__Task goal__
What you return should be the entries, unchanged, without their pictures.

__Given information__
▬▬▬
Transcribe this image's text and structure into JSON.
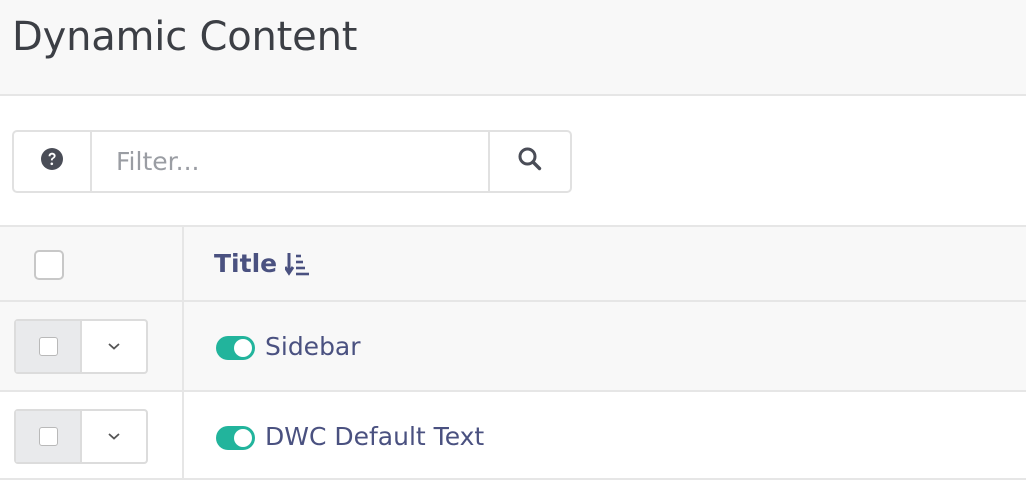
{
  "header": {
    "title": "Dynamic Content"
  },
  "filter": {
    "placeholder": "Filter..."
  },
  "table": {
    "columns": [
      {
        "label": "Title"
      }
    ],
    "rows": [
      {
        "title": "Sidebar",
        "published": true
      },
      {
        "title": "DWC Default Text",
        "published": true
      }
    ]
  },
  "colors": {
    "accent": "#22b49c",
    "link": "#4a5180",
    "title_text": "#3c3f45"
  }
}
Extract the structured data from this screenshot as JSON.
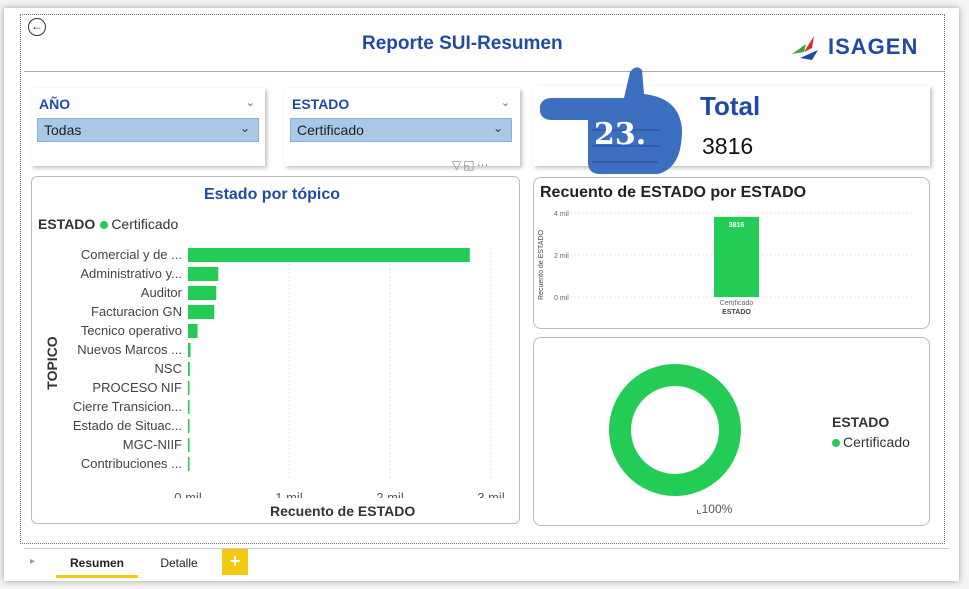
{
  "header": {
    "back_icon": "back-arrow-circle-icon",
    "title": "Reporte SUI-Resumen",
    "logo_text": "ISAGEN"
  },
  "slicers": [
    {
      "title": "AÑO",
      "value": "Todas"
    },
    {
      "title": "ESTADO",
      "value": "Certificado"
    }
  ],
  "total_card": {
    "label": "Total",
    "value": "3816"
  },
  "step_callout": {
    "number": "23.",
    "icon": "pointing-hand-icon",
    "color": "#3d6fc0"
  },
  "visual_toolbar": {
    "icons": [
      "filter-icon",
      "focus-mode-icon",
      "more-options-icon"
    ]
  },
  "bar_panel": {
    "title": "Estado por tópico",
    "legend_title": "ESTADO",
    "legend_item": "Certificado",
    "ylabel": "TOPICO",
    "xlabel": "Recuento de ESTADO"
  },
  "count_panel": {
    "title": "Recuento de ESTADO por ESTADO",
    "ylabel": "Recuento de ESTADO",
    "xlabel": "ESTADO"
  },
  "donut_panel": {
    "legend_title": "ESTADO",
    "legend_item": "Certificado",
    "percent_label": "100%"
  },
  "tabs": {
    "items": [
      "Resumen",
      "Detalle"
    ],
    "active": "Resumen",
    "add_label": "+"
  },
  "colors": {
    "accent_blue": "#1f4aa8",
    "series_green": "#22cc55",
    "tab_yellow": "#f2c811",
    "slicer_blue": "#a8c8e8"
  },
  "chart_data": [
    {
      "type": "bar",
      "orientation": "horizontal",
      "title": "Estado por tópico",
      "xlabel": "Recuento de ESTADO",
      "ylabel": "TOPICO",
      "categories": [
        "Comercial y de ...",
        "Administrativo y...",
        "Auditor",
        "Facturacion GN",
        "Tecnico operativo",
        "Nuevos Marcos ...",
        "NSC",
        "PROCESO NIF",
        "Cierre Transicion...",
        "Estado de Situac...",
        "MGC-NIIF",
        "Contribuciones ..."
      ],
      "series": [
        {
          "name": "Certificado",
          "values": [
            2790,
            300,
            280,
            260,
            95,
            25,
            18,
            12,
            10,
            8,
            6,
            4
          ]
        }
      ],
      "xticks": [
        "0 mil",
        "1 mil",
        "2 mil",
        "3 mil"
      ],
      "xlim": [
        0,
        3000
      ],
      "grid": true
    },
    {
      "type": "bar",
      "title": "Recuento de ESTADO por ESTADO",
      "xlabel": "ESTADO",
      "ylabel": "Recuento de ESTADO",
      "categories": [
        "Certificado"
      ],
      "values": [
        3816
      ],
      "data_labels": [
        "3816"
      ],
      "yticks": [
        "0 mil",
        "2 mil",
        "4 mil"
      ],
      "ylim": [
        0,
        4000
      ]
    },
    {
      "type": "pie",
      "style": "donut",
      "categories": [
        "Certificado"
      ],
      "values": [
        100
      ],
      "data_labels": [
        "100%"
      ],
      "legend_title": "ESTADO",
      "legend_position": "right"
    }
  ]
}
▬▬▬
__Response area__
Transcribe this image's text and structure into JSON.
{
  "header": {
    "title": "Dynamic Content"
  },
  "filter": {
    "placeholder": "Filter..."
  },
  "table": {
    "columns": [
      {
        "label": "Title"
      }
    ],
    "rows": [
      {
        "title": "Sidebar",
        "published": true
      },
      {
        "title": "DWC Default Text",
        "published": true
      }
    ]
  },
  "colors": {
    "accent": "#22b49c",
    "link": "#4a5180",
    "title_text": "#3c3f45"
  }
}
Extract the structured data from this screenshot as JSON.
{
  "header": {
    "back_icon": "back-arrow-circle-icon",
    "title": "Reporte SUI-Resumen",
    "logo_text": "ISAGEN"
  },
  "slicers": [
    {
      "title": "AÑO",
      "value": "Todas"
    },
    {
      "title": "ESTADO",
      "value": "Certificado"
    }
  ],
  "total_card": {
    "label": "Total",
    "value": "3816"
  },
  "step_callout": {
    "number": "23.",
    "icon": "pointing-hand-icon",
    "color": "#3d6fc0"
  },
  "visual_toolbar": {
    "icons": [
      "filter-icon",
      "focus-mode-icon",
      "more-options-icon"
    ]
  },
  "bar_panel": {
    "title": "Estado por tópico",
    "legend_title": "ESTADO",
    "legend_item": "Certificado",
    "ylabel": "TOPICO",
    "xlabel": "Recuento de ESTADO"
  },
  "count_panel": {
    "title": "Recuento de ESTADO por ESTADO",
    "ylabel": "Recuento de ESTADO",
    "xlabel": "ESTADO"
  },
  "donut_panel": {
    "legend_title": "ESTADO",
    "legend_item": "Certificado",
    "percent_label": "100%"
  },
  "tabs": {
    "items": [
      "Resumen",
      "Detalle"
    ],
    "active": "Resumen",
    "add_label": "+"
  },
  "colors": {
    "accent_blue": "#1f4aa8",
    "series_green": "#22cc55",
    "tab_yellow": "#f2c811",
    "slicer_blue": "#a8c8e8"
  },
  "chart_data": [
    {
      "type": "bar",
      "orientation": "horizontal",
      "title": "Estado por tópico",
      "xlabel": "Recuento de ESTADO",
      "ylabel": "TOPICO",
      "categories": [
        "Comercial y de ...",
        "Administrativo y...",
        "Auditor",
        "Facturacion GN",
        "Tecnico operativo",
        "Nuevos Marcos ...",
        "NSC",
        "PROCESO NIF",
        "Cierre Transicion...",
        "Estado de Situac...",
        "MGC-NIIF",
        "Contribuciones ..."
      ],
      "series": [
        {
          "name": "Certificado",
          "values": [
            2790,
            300,
            280,
            260,
            95,
            25,
            18,
            12,
            10,
            8,
            6,
            4
          ]
        }
      ],
      "xticks": [
        "0 mil",
        "1 mil",
        "2 mil",
        "3 mil"
      ],
      "xlim": [
        0,
        3000
      ],
      "grid": true
    },
    {
      "type": "bar",
      "title": "Recuento de ESTADO por ESTADO",
      "xlabel": "ESTADO",
      "ylabel": "Recuento de ESTADO",
      "categories": [
        "Certificado"
      ],
      "values": [
        3816
      ],
      "data_labels": [
        "3816"
      ],
      "yticks": [
        "0 mil",
        "2 mil",
        "4 mil"
      ],
      "ylim": [
        0,
        4000
      ]
    },
    {
      "type": "pie",
      "style": "donut",
      "categories": [
        "Certificado"
      ],
      "values": [
        100
      ],
      "data_labels": [
        "100%"
      ],
      "legend_title": "ESTADO",
      "legend_position": "right"
    }
  ]
}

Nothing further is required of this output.